A leading Turkish opposition figure has described Prime Minister Recep Tayyip Erdogan as a two-faced politician who puts on a democratic face in Europe while acting like a “would-be dictator” at home.
“Erdogan is speaking like an apostle of democracy in Brussels, but acting like a would-be dictator in Ankara,” Turkey’s Hurriyet newspaper quoted Umut Oran, the deputy chair of the opposition Republican People’s Party (CHP), as saying on Thursday.
Oran’s comments come as the Erdogan administration is grappling with a deepening corruption scandal, which broke out in Turkey in December 2013 after dozens of officials and prominent businessmen close to the Turkish premier were arrested for inquiry on graft charges.

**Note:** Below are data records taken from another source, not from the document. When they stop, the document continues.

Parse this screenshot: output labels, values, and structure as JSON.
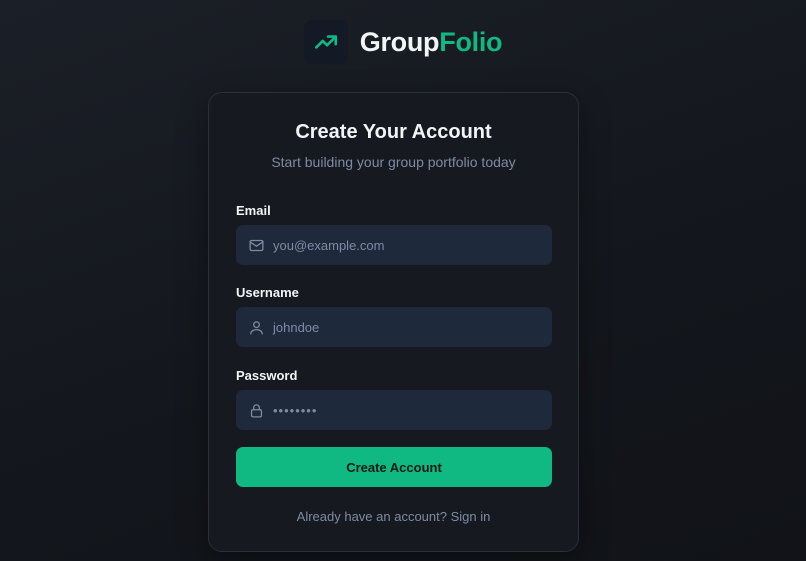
{
  "brand": {
    "name_part1": "Group",
    "name_part2": "Folio",
    "icon": "trending-up-icon",
    "accent_color": "#10b981"
  },
  "card": {
    "title": "Create Your Account",
    "subtitle": "Start building your group portfolio today"
  },
  "form": {
    "email": {
      "label": "Email",
      "placeholder": "you@example.com",
      "icon": "mail-icon"
    },
    "username": {
      "label": "Username",
      "placeholder": "johndoe",
      "icon": "user-icon"
    },
    "password": {
      "label": "Password",
      "placeholder": "••••••••",
      "icon": "lock-icon"
    },
    "submit_label": "Create Account"
  },
  "footer": {
    "signin_text": "Already have an account? Sign in"
  }
}
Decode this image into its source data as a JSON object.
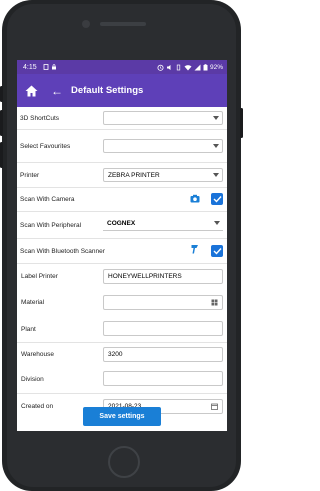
{
  "statusbar": {
    "time": "4:15",
    "battery": "92%"
  },
  "appbar": {
    "title": "Default Settings"
  },
  "form": {
    "shortcuts_label": "3D ShortCuts",
    "favourites_label": "Select Favourites",
    "printer_label": "Printer",
    "printer_value": "ZEBRA PRINTER",
    "scan_camera_label": "Scan With Camera",
    "scan_peripheral_label": "Scan With Peripheral",
    "peripheral_value": "COGNEX",
    "scan_bt_label": "Scan With Bluetooth Scanner",
    "label_printer_label": "Label Printer",
    "label_printer_value": "HONEYWELLPRINTERS",
    "material_label": "Material",
    "plant_label": "Plant",
    "warehouse_label": "Warehouse",
    "warehouse_value": "3200",
    "division_label": "Division",
    "created_on_label": "Created on",
    "created_on_value": "2021-08-23"
  },
  "actions": {
    "save_label": "Save settings"
  },
  "colors": {
    "appbar": "#5e40b8",
    "accent": "#1a7fd6"
  }
}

Erdogan also responded to the investigation by sacking dozens of police chiefs. He has also proposed a bill aimed at curbing the Turkish judiciary’s powers and giving the Justice Ministry more authority over appointing judges and prosecutors.
Oran further stated that Erdogan is “destroying the state-governed rule of law, intervening in the independence of the judiciary, hindering public servants who are trying to fulfill their duties and trying to tie up the courts, which make decisions on behalf of the nation, to himself.”
The Turkish prime minister has denounced the graft probe as a “dirty plot” to undermine his government ahead of the country’s local elections in March.
On Thursday, debate at the Turkish parliament over controversial judicial reforms proposed by the government heated up, leading to a brawl, during which a member of the legislature was injured.
The legislature is expected to vote on the bill later on Friday.